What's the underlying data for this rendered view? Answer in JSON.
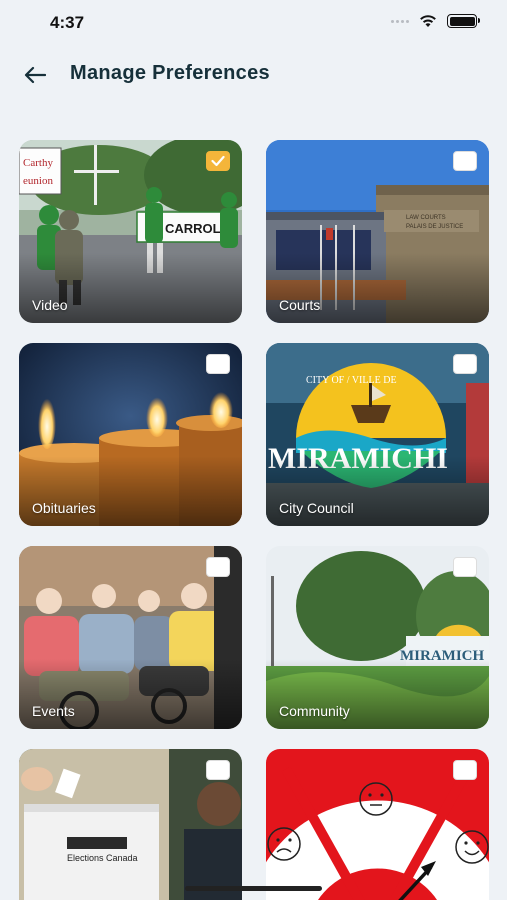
{
  "status": {
    "time": "4:37"
  },
  "header": {
    "title": "Manage Preferences"
  },
  "cards": [
    {
      "label": "Video",
      "checked": true,
      "sign_text": [
        "Carthy",
        "eunion"
      ],
      "banner_text": "CARROLLS"
    },
    {
      "label": "Courts",
      "checked": false,
      "plaque_text": [
        "LAW COURTS",
        "PALAIS DE JUSTICE"
      ]
    },
    {
      "label": "Obituaries",
      "checked": false
    },
    {
      "label": "City Council",
      "checked": false,
      "logo_text": "MIRAMICHI",
      "arc_text": "CITY OF / VILLE DE"
    },
    {
      "label": "Events",
      "checked": false
    },
    {
      "label": "Community",
      "checked": false,
      "sign_text": "MIRAMICH"
    },
    {
      "label": "",
      "checked": false,
      "box_text": "Elections Canada"
    },
    {
      "label": "",
      "checked": false
    }
  ],
  "colors": {
    "accent": "#f4b53a",
    "title": "#16303a",
    "background": "#eef2f6"
  }
}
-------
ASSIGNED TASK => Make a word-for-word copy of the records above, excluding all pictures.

RESULT OF THIS TASK =>
What's the underlying data for this rendered view? Answer in JSON.
{
  "status": {
    "time": "4:37"
  },
  "header": {
    "title": "Manage Preferences"
  },
  "cards": [
    {
      "label": "Video",
      "checked": true,
      "sign_text": [
        "Carthy",
        "eunion"
      ],
      "banner_text": "CARROLLS"
    },
    {
      "label": "Courts",
      "checked": false,
      "plaque_text": [
        "LAW COURTS",
        "PALAIS DE JUSTICE"
      ]
    },
    {
      "label": "Obituaries",
      "checked": false
    },
    {
      "label": "City Council",
      "checked": false,
      "logo_text": "MIRAMICHI",
      "arc_text": "CITY OF / VILLE DE"
    },
    {
      "label": "Events",
      "checked": false
    },
    {
      "label": "Community",
      "checked": false,
      "sign_text": "MIRAMICH"
    },
    {
      "label": "",
      "checked": false,
      "box_text": "Elections Canada"
    },
    {
      "label": "",
      "checked": false
    }
  ],
  "colors": {
    "accent": "#f4b53a",
    "title": "#16303a",
    "background": "#eef2f6"
  }
}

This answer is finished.